- _Your goal_:
A faithful copy of all the data is the goal; omit the pictures.

>>>

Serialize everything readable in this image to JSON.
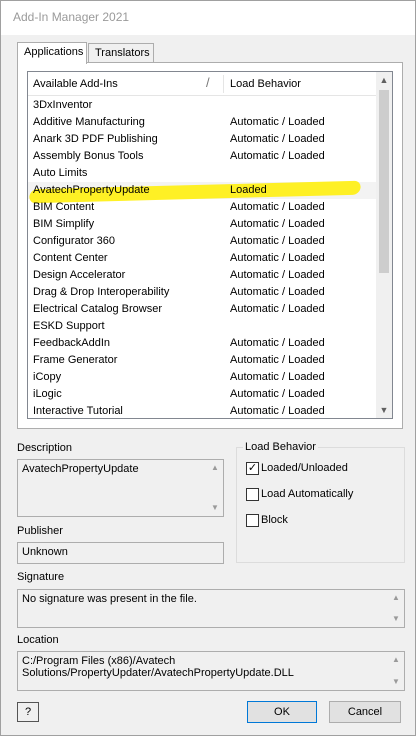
{
  "window": {
    "title": "Add-In Manager 2021"
  },
  "tabs": [
    {
      "label": "Applications",
      "active": true
    },
    {
      "label": "Translators",
      "active": false
    }
  ],
  "list": {
    "columns": {
      "name": "Available Add-Ins",
      "behavior": "Load Behavior"
    },
    "selected_index": 5,
    "rows": [
      {
        "name": "3DxInventor",
        "behavior": ""
      },
      {
        "name": "Additive Manufacturing",
        "behavior": "Automatic / Loaded"
      },
      {
        "name": "Anark 3D PDF Publishing",
        "behavior": "Automatic / Loaded"
      },
      {
        "name": "Assembly Bonus Tools",
        "behavior": "Automatic / Loaded"
      },
      {
        "name": "Auto Limits",
        "behavior": ""
      },
      {
        "name": "AvatechPropertyUpdate",
        "behavior": "Loaded"
      },
      {
        "name": "BIM Content",
        "behavior": "Automatic / Loaded"
      },
      {
        "name": "BIM Simplify",
        "behavior": "Automatic / Loaded"
      },
      {
        "name": "Configurator 360",
        "behavior": "Automatic / Loaded"
      },
      {
        "name": "Content Center",
        "behavior": "Automatic / Loaded"
      },
      {
        "name": "Design Accelerator",
        "behavior": "Automatic / Loaded"
      },
      {
        "name": "Drag & Drop Interoperability",
        "behavior": "Automatic / Loaded"
      },
      {
        "name": "Electrical Catalog Browser",
        "behavior": "Automatic / Loaded"
      },
      {
        "name": "ESKD Support",
        "behavior": ""
      },
      {
        "name": "FeedbackAddIn",
        "behavior": "Automatic / Loaded"
      },
      {
        "name": "Frame Generator",
        "behavior": "Automatic / Loaded"
      },
      {
        "name": "iCopy",
        "behavior": "Automatic / Loaded"
      },
      {
        "name": "iLogic",
        "behavior": "Automatic / Loaded"
      },
      {
        "name": "Interactive Tutorial",
        "behavior": "Automatic / Loaded"
      }
    ]
  },
  "description": {
    "label": "Description",
    "value": "AvatechPropertyUpdate"
  },
  "publisher": {
    "label": "Publisher",
    "value": "Unknown"
  },
  "signature": {
    "label": "Signature",
    "value": "No signature was present in the file."
  },
  "location": {
    "label": "Location",
    "line1": "C:/Program Files (x86)/Avatech",
    "line2": "Solutions/PropertyUpdater/AvatechPropertyUpdate.DLL"
  },
  "load_behavior": {
    "legend": "Load Behavior",
    "options": [
      {
        "label": "Loaded/Unloaded",
        "checked": true
      },
      {
        "label": "Load Automatically",
        "checked": false
      },
      {
        "label": "Block",
        "checked": false
      }
    ]
  },
  "buttons": {
    "ok": "OK",
    "cancel": "Cancel",
    "help_glyph": "?"
  },
  "glyphs": {
    "check": "✓",
    "up": "▲",
    "down": "▼",
    "sort": "/"
  },
  "colors": {
    "highlight": "#ffee00",
    "title_text": "#9a9a9a"
  }
}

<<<

- _Your response_:
Serialize everything readable in this image to JSON.
{
  "window": {
    "title": "Add-In Manager 2021"
  },
  "tabs": [
    {
      "label": "Applications",
      "active": true
    },
    {
      "label": "Translators",
      "active": false
    }
  ],
  "list": {
    "columns": {
      "name": "Available Add-Ins",
      "behavior": "Load Behavior"
    },
    "selected_index": 5,
    "rows": [
      {
        "name": "3DxInventor",
        "behavior": ""
      },
      {
        "name": "Additive Manufacturing",
        "behavior": "Automatic / Loaded"
      },
      {
        "name": "Anark 3D PDF Publishing",
        "behavior": "Automatic / Loaded"
      },
      {
        "name": "Assembly Bonus Tools",
        "behavior": "Automatic / Loaded"
      },
      {
        "name": "Auto Limits",
        "behavior": ""
      },
      {
        "name": "AvatechPropertyUpdate",
        "behavior": "Loaded"
      },
      {
        "name": "BIM Content",
        "behavior": "Automatic / Loaded"
      },
      {
        "name": "BIM Simplify",
        "behavior": "Automatic / Loaded"
      },
      {
        "name": "Configurator 360",
        "behavior": "Automatic / Loaded"
      },
      {
        "name": "Content Center",
        "behavior": "Automatic / Loaded"
      },
      {
        "name": "Design Accelerator",
        "behavior": "Automatic / Loaded"
      },
      {
        "name": "Drag & Drop Interoperability",
        "behavior": "Automatic / Loaded"
      },
      {
        "name": "Electrical Catalog Browser",
        "behavior": "Automatic / Loaded"
      },
      {
        "name": "ESKD Support",
        "behavior": ""
      },
      {
        "name": "FeedbackAddIn",
        "behavior": "Automatic / Loaded"
      },
      {
        "name": "Frame Generator",
        "behavior": "Automatic / Loaded"
      },
      {
        "name": "iCopy",
        "behavior": "Automatic / Loaded"
      },
      {
        "name": "iLogic",
        "behavior": "Automatic / Loaded"
      },
      {
        "name": "Interactive Tutorial",
        "behavior": "Automatic / Loaded"
      }
    ]
  },
  "description": {
    "label": "Description",
    "value": "AvatechPropertyUpdate"
  },
  "publisher": {
    "label": "Publisher",
    "value": "Unknown"
  },
  "signature": {
    "label": "Signature",
    "value": "No signature was present in the file."
  },
  "location": {
    "label": "Location",
    "line1": "C:/Program Files (x86)/Avatech",
    "line2": "Solutions/PropertyUpdater/AvatechPropertyUpdate.DLL"
  },
  "load_behavior": {
    "legend": "Load Behavior",
    "options": [
      {
        "label": "Loaded/Unloaded",
        "checked": true
      },
      {
        "label": "Load Automatically",
        "checked": false
      },
      {
        "label": "Block",
        "checked": false
      }
    ]
  },
  "buttons": {
    "ok": "OK",
    "cancel": "Cancel",
    "help_glyph": "?"
  },
  "glyphs": {
    "check": "✓",
    "up": "▲",
    "down": "▼",
    "sort": "/"
  },
  "colors": {
    "highlight": "#ffee00",
    "title_text": "#9a9a9a"
  }
}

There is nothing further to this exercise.